AOL (NYSE:AOL) is set to report its 2013 first quarter earnings Wednesday, May 18. While it continues to have a substantial share in the dying dial-up Internet space, it is transitioning into a company that relies on content and ads to drive its revenues. We have previously argued that the company’s content offering is inferior compared to some of its competitors. (See AOL’s Weaker Content Weighs On Display Ads Business And Valuation)
AOL has taken prudent steps to improve its content such as a slew of new original video content spanning across autos, entertainment, tech, style, business, sports and food sectors. During the earnings call, we will watch for improvements in AOL’s display ads business, which makes up around 50% of its total value. We will specifically look at metrics like unique visitors and page views per unique visitor across AOL and third party properties. Additionally, we will look at the results of search ads division as it has shown good growth in the past few quarters.
AOL’s stock has surged 20% since the fourth quarter earnings announcement.
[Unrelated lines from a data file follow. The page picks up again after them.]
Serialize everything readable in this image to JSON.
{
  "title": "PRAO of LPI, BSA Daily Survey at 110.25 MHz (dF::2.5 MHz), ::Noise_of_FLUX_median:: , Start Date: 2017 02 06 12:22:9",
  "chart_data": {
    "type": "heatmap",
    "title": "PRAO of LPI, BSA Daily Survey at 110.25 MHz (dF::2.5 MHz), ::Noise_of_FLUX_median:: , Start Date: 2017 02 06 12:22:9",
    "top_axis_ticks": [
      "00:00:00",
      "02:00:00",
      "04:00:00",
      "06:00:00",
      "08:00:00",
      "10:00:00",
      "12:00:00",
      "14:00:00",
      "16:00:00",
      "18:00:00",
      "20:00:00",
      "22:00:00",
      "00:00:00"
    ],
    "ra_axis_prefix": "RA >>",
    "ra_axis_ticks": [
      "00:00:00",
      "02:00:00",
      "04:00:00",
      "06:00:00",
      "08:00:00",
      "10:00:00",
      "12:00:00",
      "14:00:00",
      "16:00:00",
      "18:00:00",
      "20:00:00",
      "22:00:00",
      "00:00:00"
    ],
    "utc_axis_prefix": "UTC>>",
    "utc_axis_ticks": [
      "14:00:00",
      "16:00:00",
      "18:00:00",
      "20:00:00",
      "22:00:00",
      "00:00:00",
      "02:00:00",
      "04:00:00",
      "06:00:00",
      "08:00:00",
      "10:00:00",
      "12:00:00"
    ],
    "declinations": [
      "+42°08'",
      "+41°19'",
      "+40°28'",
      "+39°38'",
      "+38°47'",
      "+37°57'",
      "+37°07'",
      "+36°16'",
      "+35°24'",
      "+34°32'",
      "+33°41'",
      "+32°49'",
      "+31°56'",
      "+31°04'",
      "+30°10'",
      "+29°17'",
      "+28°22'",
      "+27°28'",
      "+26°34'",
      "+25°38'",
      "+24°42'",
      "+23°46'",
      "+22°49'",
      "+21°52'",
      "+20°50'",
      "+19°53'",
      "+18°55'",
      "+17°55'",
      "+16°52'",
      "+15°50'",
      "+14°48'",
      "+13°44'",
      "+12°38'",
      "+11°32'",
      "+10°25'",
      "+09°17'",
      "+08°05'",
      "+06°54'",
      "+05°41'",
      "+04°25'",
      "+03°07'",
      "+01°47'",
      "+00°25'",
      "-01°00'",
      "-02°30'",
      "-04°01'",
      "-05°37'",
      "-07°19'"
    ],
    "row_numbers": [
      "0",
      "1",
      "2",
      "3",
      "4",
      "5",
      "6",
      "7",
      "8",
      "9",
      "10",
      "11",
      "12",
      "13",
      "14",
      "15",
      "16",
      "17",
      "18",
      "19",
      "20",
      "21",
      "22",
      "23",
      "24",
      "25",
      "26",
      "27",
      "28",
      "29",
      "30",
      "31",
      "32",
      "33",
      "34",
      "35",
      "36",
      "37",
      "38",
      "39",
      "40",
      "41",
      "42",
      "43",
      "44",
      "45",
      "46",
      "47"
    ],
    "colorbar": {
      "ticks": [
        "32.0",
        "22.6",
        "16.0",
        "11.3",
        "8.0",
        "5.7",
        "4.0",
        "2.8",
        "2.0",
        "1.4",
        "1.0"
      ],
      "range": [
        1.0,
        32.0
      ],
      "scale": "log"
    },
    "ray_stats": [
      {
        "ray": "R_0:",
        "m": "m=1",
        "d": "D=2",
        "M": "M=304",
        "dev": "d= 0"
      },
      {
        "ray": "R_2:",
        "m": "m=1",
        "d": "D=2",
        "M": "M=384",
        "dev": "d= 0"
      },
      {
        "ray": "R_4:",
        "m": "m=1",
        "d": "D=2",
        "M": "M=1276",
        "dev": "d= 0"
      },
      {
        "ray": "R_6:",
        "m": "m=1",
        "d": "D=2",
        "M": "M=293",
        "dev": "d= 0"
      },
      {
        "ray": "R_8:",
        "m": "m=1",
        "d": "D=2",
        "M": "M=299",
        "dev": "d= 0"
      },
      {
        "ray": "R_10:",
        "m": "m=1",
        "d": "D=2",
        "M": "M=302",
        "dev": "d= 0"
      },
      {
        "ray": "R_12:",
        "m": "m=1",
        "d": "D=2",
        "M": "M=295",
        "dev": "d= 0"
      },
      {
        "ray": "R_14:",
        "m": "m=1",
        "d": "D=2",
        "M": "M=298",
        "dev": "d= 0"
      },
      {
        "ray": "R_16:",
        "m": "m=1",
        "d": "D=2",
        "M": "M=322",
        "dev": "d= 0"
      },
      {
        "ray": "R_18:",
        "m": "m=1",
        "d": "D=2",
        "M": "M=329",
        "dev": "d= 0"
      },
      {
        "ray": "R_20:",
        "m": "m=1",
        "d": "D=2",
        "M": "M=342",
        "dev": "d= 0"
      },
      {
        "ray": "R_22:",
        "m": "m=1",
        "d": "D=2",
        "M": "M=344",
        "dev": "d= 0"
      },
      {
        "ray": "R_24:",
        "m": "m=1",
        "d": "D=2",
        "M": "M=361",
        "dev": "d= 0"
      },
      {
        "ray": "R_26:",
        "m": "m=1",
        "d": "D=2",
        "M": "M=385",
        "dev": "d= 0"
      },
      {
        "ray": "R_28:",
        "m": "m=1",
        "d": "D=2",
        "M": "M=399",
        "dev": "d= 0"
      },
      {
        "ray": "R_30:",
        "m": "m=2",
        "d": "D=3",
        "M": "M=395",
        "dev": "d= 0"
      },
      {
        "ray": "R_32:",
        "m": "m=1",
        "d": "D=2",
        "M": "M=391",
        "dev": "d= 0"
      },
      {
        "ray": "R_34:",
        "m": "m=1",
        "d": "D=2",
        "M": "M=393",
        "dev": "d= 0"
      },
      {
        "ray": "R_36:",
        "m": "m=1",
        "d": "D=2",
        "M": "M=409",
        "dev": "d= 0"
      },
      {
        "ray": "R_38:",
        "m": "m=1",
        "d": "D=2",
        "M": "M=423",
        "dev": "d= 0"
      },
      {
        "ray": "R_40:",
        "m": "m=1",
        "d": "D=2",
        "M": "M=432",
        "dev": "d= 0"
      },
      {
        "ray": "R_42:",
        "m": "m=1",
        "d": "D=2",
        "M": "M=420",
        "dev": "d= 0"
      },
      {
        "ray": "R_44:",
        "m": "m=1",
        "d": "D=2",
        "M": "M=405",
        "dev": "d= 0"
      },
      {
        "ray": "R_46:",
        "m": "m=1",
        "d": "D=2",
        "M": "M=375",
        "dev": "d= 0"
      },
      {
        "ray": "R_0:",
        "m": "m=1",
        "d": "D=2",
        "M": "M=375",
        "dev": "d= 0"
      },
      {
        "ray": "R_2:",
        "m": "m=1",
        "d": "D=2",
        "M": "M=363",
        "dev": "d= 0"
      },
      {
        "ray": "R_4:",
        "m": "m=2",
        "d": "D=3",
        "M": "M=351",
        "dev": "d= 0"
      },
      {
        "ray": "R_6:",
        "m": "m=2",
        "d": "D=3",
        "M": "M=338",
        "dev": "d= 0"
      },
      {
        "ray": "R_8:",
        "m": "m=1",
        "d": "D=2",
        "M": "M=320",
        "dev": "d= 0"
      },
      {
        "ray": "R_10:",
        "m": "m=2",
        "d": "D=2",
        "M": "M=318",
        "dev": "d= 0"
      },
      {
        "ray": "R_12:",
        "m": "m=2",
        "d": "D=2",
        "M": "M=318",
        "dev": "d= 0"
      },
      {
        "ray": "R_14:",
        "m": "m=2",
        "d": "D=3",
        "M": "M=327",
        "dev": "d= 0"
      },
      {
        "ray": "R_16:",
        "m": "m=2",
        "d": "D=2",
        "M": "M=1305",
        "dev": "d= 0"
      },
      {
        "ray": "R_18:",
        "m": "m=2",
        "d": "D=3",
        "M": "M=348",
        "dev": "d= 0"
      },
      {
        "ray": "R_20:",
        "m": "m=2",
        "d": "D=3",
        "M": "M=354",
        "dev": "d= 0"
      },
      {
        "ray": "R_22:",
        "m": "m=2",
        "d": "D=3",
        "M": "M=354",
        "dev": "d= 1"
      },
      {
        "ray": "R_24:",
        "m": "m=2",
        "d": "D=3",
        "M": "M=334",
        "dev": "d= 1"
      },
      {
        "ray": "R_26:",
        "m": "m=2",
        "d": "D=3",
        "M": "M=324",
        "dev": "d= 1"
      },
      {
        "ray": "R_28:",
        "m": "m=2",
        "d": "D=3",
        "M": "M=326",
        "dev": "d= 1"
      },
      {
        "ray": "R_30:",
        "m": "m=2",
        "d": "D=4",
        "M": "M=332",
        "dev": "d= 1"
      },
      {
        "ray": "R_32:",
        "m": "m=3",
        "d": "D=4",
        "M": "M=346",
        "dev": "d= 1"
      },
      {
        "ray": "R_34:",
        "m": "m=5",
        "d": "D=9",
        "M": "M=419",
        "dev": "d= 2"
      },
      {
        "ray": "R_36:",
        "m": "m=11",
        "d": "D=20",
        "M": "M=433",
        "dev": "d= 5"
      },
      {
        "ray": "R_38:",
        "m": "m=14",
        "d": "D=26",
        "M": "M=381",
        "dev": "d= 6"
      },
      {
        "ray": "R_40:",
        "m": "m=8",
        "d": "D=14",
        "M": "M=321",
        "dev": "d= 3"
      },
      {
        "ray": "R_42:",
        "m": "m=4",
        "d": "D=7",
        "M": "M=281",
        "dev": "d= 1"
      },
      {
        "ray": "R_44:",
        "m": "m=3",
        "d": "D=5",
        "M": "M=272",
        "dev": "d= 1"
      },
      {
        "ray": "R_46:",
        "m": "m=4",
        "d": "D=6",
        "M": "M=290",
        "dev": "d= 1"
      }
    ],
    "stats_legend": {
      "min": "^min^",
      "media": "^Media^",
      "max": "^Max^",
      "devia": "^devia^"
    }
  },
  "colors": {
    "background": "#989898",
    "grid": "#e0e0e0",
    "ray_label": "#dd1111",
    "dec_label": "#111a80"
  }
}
The firm posted relatively encouraging results which included year-over-year advertising revenue growth of 13%. It reported 17% increase in search and contextual advertising revenues, which signified the growing importance of search ads, as this now constitutes ~40% of advertising revenues.
While a bullish sentiment surrounded the stock after the earnings release, it is important to note that the company saw no growth in total revenues year-over-year for 2012. We remain cautious about its overall business and will start believing in a turnaround if the company continues to post growth in key segments over the next couple of quarters.
Video Content To Drive Display Ads
According to our estimates, display ads division constitutes approximately 50% of AOL’s value. Revenues from this division were around $1.05 billion in 2012, and we think that they will continue to increase and reach around $1.36 billion by the end of our forecast period. The key drivers for this division are unique visitor count and page view per unique visitor.
During 2012, AOL implemented re-designs to its email platform and its social network Patch. Continuing its effort to increase user engagement, AOL has started developing video content for different domains such as tech, style, business and sports etc. We expect that AOL will continue to focus on expanding its video business because online video advertising is set to become one of the biggest parts of the display advertising mix, reaching approximately $9 billion in total spending by 2017, from $3 billion in 2012.  User engagement is important for AOL’s overall financial health as it not only increases the unique visitor count but also drives page views across its properties.
We will closely watch the impact of the new video content on AOL’s display ads revenues. AOL has been pushing for video content over the past few quarters, and we are keen to know if AOL was successful in attracting new users. We currently forecast that the page views per unique visitor on AOL properties will stay flat over our forecast period. However, due to better content if the metric rises from around 145 in 2013 to 200 by the end of our forecast period, we could see 10% upside to our price estimate.
Search Ads Revenue In Focus
According to our estimates, the search ads division constitutes ~11% of AOL’s value. Revenues from this division were around $372 million in 2012. During Q1 CY12, AOL launched a new global search app which conducts search in 46 languages simultaneously. This was one of the key reasons, together with aggressive marketing and tie up with Google, for the 17% increase in search ads revenue.
In this earnings announcement, we will be closely looking for more traction in the search ads revenue. We are also interested in the trend in click-through rates that determine the revenue per search (RPS) for AOL. In Q4 CY12, AOL was able to garner higher click-through rates and, therefore, higher RPS. Since revenue per search is one of the key driver for this division, we would like to know the additional steps that AOL has taken to increase its RPS. We currently forecast revenue per search to decline from $39.7 per 1000 searches in 2012 to $34 by the end of our forecast period.
We currently have a $25 price estimate for AOL, which is approximately 20% below the current market price.Notes: